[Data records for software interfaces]
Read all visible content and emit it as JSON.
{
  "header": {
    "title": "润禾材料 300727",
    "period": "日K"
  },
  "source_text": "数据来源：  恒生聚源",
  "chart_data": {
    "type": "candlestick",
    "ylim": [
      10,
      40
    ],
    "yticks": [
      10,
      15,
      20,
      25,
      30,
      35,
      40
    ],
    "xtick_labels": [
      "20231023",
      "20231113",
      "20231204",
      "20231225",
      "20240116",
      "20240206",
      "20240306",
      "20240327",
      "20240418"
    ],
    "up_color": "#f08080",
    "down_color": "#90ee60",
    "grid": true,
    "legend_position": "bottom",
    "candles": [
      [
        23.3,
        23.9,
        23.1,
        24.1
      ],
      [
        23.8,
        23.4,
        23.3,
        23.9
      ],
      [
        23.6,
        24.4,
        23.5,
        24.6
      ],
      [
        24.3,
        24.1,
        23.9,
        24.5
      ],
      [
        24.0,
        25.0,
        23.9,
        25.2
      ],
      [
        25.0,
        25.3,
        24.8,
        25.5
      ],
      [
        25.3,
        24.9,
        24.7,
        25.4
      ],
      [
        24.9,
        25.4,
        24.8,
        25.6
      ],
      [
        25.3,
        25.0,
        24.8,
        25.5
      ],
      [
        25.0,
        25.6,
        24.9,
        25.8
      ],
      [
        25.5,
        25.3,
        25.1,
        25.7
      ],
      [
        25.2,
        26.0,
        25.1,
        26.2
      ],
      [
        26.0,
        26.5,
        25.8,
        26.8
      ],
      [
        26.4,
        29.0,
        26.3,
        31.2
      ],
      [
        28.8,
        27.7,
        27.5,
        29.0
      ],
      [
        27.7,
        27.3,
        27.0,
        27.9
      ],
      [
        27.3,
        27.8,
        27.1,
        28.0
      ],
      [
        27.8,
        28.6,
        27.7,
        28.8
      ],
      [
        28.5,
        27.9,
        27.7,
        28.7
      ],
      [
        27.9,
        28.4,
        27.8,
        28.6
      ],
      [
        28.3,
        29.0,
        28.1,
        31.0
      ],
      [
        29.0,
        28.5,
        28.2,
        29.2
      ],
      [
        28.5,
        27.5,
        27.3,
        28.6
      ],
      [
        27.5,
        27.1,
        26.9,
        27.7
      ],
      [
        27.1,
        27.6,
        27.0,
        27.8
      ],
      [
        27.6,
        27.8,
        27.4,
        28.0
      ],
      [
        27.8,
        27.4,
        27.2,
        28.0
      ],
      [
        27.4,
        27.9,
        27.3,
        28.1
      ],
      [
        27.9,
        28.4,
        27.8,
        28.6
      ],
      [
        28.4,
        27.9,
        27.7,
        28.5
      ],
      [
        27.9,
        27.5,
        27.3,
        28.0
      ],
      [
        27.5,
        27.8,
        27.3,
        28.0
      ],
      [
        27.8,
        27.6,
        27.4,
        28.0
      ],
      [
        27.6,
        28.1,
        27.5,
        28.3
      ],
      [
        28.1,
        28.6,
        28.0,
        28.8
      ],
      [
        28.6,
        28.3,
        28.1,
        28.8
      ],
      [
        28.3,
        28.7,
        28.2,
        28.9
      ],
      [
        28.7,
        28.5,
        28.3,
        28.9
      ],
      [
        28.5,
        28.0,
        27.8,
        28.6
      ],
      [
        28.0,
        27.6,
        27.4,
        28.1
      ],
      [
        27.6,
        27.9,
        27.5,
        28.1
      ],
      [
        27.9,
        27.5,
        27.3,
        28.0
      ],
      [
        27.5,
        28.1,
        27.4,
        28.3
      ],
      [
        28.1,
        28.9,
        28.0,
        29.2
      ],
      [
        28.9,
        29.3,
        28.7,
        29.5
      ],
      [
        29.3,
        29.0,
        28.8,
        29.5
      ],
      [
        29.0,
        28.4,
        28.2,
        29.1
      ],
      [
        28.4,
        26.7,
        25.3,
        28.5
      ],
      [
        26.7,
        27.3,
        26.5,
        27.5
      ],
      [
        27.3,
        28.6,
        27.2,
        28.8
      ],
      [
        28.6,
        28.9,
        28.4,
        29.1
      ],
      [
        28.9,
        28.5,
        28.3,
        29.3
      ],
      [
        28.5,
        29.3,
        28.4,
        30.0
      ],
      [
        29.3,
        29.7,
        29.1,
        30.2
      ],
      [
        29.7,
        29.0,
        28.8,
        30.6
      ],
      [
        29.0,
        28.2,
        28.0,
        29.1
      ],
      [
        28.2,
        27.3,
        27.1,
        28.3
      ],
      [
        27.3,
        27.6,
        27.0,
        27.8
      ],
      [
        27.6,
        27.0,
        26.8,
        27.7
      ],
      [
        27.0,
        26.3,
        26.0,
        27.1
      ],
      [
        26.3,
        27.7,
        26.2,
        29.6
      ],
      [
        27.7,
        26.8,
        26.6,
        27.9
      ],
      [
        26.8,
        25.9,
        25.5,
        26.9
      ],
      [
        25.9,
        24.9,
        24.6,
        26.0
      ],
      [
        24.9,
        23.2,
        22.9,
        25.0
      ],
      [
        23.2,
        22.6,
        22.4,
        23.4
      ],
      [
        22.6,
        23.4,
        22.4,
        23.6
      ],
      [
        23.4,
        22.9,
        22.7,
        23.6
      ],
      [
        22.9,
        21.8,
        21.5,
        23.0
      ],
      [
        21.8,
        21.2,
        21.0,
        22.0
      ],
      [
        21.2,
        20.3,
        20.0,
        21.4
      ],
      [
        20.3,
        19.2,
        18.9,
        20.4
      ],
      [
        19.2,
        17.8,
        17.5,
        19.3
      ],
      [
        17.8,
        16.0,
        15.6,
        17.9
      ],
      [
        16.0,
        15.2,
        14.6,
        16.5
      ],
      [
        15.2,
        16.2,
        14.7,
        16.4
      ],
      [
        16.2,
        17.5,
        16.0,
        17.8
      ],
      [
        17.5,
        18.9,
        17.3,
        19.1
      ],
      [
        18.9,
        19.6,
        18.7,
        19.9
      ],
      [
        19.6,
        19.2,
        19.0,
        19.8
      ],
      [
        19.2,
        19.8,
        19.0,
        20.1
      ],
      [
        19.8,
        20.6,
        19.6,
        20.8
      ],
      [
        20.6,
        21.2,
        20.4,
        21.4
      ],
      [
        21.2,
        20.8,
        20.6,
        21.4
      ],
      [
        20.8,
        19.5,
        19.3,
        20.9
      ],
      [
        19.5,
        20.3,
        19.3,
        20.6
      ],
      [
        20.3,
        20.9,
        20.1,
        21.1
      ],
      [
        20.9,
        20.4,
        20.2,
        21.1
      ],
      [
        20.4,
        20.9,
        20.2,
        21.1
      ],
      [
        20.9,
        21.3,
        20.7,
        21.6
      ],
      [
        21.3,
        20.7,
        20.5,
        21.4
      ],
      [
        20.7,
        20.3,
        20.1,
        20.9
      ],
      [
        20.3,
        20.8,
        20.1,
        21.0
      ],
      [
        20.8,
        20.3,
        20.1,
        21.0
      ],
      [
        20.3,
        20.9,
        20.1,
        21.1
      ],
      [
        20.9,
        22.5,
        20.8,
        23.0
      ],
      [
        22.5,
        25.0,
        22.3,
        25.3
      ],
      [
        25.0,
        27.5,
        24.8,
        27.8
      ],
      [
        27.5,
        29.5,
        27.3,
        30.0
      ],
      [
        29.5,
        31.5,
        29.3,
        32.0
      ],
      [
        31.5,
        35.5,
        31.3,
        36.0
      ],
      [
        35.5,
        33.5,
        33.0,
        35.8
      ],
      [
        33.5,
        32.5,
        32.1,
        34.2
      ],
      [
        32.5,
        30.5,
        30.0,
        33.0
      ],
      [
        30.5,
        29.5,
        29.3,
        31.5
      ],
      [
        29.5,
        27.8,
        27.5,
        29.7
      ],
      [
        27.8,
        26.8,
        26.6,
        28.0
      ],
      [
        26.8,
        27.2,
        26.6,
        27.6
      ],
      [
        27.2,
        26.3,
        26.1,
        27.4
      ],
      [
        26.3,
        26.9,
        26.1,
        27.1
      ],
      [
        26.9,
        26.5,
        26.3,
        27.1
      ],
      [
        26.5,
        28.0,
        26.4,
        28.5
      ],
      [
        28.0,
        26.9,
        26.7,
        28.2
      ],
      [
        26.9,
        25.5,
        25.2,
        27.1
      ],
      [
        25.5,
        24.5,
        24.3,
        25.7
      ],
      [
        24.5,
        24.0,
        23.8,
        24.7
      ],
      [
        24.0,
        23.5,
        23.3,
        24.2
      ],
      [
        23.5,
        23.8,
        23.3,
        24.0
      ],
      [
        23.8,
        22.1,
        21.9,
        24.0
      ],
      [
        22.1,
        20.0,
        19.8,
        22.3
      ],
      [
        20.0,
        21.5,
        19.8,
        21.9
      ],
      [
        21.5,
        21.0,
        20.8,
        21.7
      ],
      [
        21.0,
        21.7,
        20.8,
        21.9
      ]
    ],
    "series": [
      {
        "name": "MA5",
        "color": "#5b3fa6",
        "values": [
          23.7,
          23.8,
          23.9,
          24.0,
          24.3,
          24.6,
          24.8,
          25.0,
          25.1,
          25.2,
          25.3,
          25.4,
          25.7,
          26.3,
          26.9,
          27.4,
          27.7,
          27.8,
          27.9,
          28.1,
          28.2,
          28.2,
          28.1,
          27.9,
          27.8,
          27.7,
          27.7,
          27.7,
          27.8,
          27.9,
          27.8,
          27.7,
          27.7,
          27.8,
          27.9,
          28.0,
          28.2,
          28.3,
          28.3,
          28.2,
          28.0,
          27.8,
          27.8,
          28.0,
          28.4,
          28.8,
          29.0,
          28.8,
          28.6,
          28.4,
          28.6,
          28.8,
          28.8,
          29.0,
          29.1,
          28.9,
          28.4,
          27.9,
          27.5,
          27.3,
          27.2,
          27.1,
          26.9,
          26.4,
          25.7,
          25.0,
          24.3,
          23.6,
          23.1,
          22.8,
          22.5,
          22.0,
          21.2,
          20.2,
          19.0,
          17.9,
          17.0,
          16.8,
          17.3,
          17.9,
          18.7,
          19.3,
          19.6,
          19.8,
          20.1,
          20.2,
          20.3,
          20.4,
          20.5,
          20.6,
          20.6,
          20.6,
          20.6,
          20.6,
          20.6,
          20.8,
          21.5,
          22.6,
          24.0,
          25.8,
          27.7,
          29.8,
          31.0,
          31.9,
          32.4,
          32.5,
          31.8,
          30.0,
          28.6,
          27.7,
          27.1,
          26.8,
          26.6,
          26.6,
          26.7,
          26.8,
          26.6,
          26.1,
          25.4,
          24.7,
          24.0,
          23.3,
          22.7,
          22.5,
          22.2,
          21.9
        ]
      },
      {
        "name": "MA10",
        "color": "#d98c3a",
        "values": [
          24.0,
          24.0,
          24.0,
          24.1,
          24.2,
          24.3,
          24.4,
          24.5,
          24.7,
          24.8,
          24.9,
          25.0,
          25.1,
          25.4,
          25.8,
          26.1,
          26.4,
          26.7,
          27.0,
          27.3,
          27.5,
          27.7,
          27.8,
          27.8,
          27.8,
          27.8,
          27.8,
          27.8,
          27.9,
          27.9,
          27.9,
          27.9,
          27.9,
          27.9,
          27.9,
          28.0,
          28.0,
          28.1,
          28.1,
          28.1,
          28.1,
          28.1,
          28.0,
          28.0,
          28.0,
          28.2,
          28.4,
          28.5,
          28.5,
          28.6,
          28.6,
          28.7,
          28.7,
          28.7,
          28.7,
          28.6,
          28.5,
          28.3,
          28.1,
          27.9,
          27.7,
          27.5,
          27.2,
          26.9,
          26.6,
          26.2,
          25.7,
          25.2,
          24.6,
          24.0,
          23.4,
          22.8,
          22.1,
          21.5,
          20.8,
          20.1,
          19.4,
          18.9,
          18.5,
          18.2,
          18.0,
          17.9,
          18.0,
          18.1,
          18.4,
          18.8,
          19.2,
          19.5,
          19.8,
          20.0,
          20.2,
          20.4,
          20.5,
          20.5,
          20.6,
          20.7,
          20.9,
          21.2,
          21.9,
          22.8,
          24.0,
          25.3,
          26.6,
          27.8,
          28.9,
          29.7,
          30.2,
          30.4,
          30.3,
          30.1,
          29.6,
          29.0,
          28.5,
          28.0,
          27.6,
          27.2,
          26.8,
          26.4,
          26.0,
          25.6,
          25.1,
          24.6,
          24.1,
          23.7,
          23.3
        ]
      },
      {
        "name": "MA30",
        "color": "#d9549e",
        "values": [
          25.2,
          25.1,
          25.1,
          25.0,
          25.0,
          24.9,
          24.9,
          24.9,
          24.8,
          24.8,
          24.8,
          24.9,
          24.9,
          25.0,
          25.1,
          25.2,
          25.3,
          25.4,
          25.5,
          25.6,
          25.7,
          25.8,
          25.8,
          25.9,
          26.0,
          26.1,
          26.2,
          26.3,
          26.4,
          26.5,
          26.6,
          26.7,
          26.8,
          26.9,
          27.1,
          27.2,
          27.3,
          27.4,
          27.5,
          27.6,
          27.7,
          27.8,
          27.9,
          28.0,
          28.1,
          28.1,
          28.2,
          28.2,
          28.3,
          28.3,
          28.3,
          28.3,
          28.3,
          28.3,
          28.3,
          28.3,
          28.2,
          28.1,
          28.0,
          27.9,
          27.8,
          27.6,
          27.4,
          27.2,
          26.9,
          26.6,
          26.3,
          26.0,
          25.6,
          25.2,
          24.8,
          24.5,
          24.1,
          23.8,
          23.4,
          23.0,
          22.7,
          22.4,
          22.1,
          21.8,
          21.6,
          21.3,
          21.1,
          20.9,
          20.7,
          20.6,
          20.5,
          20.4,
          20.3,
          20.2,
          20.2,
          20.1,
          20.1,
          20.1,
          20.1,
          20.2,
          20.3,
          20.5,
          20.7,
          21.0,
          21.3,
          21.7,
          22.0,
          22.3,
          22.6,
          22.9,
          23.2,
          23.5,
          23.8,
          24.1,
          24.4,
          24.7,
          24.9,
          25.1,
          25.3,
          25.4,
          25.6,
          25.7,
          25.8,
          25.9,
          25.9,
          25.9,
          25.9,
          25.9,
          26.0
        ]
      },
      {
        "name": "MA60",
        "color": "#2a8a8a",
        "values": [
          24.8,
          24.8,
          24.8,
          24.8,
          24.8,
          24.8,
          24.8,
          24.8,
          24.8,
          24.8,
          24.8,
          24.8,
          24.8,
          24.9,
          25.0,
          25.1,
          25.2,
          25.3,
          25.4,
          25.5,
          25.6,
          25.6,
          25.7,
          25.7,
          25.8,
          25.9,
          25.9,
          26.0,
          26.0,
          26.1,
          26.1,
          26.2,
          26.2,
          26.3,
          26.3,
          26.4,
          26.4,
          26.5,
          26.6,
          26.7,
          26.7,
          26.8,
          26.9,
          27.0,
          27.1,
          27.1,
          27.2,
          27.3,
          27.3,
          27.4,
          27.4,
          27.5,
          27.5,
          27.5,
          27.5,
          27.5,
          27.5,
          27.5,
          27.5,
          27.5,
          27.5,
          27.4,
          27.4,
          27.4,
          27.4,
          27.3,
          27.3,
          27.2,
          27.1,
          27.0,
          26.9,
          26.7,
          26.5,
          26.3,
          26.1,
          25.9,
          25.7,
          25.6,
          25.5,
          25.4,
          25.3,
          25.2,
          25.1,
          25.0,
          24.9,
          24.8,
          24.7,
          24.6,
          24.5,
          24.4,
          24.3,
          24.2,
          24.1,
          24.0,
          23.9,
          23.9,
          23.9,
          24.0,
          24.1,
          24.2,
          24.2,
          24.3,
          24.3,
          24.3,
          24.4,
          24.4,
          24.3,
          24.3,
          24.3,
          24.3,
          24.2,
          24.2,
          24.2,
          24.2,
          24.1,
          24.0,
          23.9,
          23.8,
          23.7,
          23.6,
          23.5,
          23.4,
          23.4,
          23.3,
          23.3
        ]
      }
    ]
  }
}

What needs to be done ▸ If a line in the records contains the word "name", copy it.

Output of the exercise ▸
        "name": "MA5",
        "name": "MA10",
        "name": "MA30",
        "name": "MA60",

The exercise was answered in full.